* _WHAT YOU SHOULD DO_: Go through the data and copy every line in which "reference" appears.
AVAILABLE RECORDS: Begin
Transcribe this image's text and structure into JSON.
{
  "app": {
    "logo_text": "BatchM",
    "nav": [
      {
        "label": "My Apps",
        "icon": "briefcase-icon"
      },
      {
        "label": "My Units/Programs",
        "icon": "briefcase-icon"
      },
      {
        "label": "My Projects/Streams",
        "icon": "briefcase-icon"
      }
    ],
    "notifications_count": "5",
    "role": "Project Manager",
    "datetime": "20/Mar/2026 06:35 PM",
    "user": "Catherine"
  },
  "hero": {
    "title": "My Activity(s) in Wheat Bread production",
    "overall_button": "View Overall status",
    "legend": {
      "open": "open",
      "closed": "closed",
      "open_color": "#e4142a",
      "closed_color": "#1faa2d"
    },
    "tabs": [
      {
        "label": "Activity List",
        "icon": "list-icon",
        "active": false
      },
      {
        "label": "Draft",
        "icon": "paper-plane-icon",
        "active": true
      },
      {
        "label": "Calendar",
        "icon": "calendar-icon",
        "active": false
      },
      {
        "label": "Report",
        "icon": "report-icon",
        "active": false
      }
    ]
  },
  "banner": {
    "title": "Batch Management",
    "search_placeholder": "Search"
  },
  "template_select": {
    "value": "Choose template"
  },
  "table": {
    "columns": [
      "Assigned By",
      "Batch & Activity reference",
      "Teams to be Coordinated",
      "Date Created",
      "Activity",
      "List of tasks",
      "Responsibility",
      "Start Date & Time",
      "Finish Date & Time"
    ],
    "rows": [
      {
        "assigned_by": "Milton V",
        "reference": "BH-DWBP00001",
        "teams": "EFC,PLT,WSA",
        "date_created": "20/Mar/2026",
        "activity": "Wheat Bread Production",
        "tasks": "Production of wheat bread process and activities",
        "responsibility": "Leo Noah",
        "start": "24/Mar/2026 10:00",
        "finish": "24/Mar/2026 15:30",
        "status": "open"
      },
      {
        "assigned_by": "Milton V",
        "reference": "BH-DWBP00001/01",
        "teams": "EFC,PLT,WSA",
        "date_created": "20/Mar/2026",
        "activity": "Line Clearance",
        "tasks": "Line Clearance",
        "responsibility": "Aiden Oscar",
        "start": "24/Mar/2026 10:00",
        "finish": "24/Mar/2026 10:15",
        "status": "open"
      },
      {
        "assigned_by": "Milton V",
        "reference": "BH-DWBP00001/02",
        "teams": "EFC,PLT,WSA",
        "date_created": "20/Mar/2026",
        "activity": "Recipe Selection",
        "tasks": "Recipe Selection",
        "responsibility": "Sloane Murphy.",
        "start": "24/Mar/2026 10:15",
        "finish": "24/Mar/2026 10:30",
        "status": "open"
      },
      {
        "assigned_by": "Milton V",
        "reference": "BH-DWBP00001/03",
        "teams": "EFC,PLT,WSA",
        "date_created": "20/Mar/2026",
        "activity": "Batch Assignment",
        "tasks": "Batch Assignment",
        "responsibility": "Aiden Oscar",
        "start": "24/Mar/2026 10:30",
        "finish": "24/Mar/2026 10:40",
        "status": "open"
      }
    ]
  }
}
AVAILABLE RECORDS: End
* _RESULT OF THIS EXERCISE_:
      "Batch & Activity reference",
        "reference": "BH-DWBP00001",
        "reference": "BH-DWBP00001/01",
        "reference": "BH-DWBP00001/02",
        "reference": "BH-DWBP00001/03",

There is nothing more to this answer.